Gaining ground for decades, the convergence of video games with home entertainment has nearly arrived. Millennials have been ‘cutting the cord’ for years, an idea now catching on en masse. People are tired of $100+ monthly cable bills, and tiny streaming boxes like Apple TV, Google Chromecast and Amazon Fire TV are surging in popularity. All three devices offer light gaming capabilities, and future versions are likely to include beefier hardware for a legitimate alternative to consoles. Consumers are increasingly choosing these all-in-one home entertainment devices, and may start to view the cable box, the Blu-ray player and even the Xbox as superfluous. Between new streaming devices and the ubiquity of mobile phones and tablets, downloading and enjoying video games has become a casual, noncommittal and ultra-simple process. Video gaming’s barrier to entry has never been lower!
In stark contrast, Oculus Rift pushes gaming away from the mainstream, into a deep dark niche occupied by only a small subset of ultra-hardcore g4merz. Console gaming has the power to bring groups of people together in the living room, while PC gaming is firmly relegated to the den or office, despite minor headway from Steam Big Picture. Playing a game with a VR headset strapped to your noggin means that only you can see what’s happening, only you can enjoy the view, only singleplayer experiences are possible.
Case in point: my twelve-year-old nephew can be entirely, 100% engrossed by the simplest of games on his iPod touch. Given access to a realer-than-real gaming experience like the Rift, he might actually forget to eat food… or breathe air. Similarly, while it’s alluring to explore a world in three stunning dimensions, those around you become outsiders with no chance of participation or contribution. The experience is inherently asocial. “You can wait your turn.”
Even if the launch product is affordable, with compelling software, sexy hardware and not a single migraine reported, the Oculus Rift will always be a device that separates players from their peers, their surroundings, and potentially even from reality. Surrounded by friends, my best gaming moments involve red-spark-powerslide victories in Mario Kart 8 and miraculous, across-the-stage arrows in TowerFall.
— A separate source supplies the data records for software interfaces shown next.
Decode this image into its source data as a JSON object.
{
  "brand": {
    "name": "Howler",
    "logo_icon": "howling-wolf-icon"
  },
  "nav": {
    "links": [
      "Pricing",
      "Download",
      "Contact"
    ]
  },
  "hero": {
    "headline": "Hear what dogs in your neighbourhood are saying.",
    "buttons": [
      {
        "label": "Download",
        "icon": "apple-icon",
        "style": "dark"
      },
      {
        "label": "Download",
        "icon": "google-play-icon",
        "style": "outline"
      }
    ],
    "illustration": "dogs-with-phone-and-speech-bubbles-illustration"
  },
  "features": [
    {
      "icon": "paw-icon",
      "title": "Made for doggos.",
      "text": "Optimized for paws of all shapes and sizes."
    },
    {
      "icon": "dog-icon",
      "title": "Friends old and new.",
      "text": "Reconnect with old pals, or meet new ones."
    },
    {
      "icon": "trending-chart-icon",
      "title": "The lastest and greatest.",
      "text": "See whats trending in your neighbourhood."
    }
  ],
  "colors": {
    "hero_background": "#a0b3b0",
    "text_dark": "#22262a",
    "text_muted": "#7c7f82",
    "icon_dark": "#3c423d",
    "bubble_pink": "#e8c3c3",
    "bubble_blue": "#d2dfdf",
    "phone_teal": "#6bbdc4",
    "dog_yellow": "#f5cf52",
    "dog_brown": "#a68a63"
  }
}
Even singleplayer epics like BioShock and Mass Effect are nearly as entertaining to watch as they are to play. But with the Oculus, the rift between casual and hardcore gamers will deepen.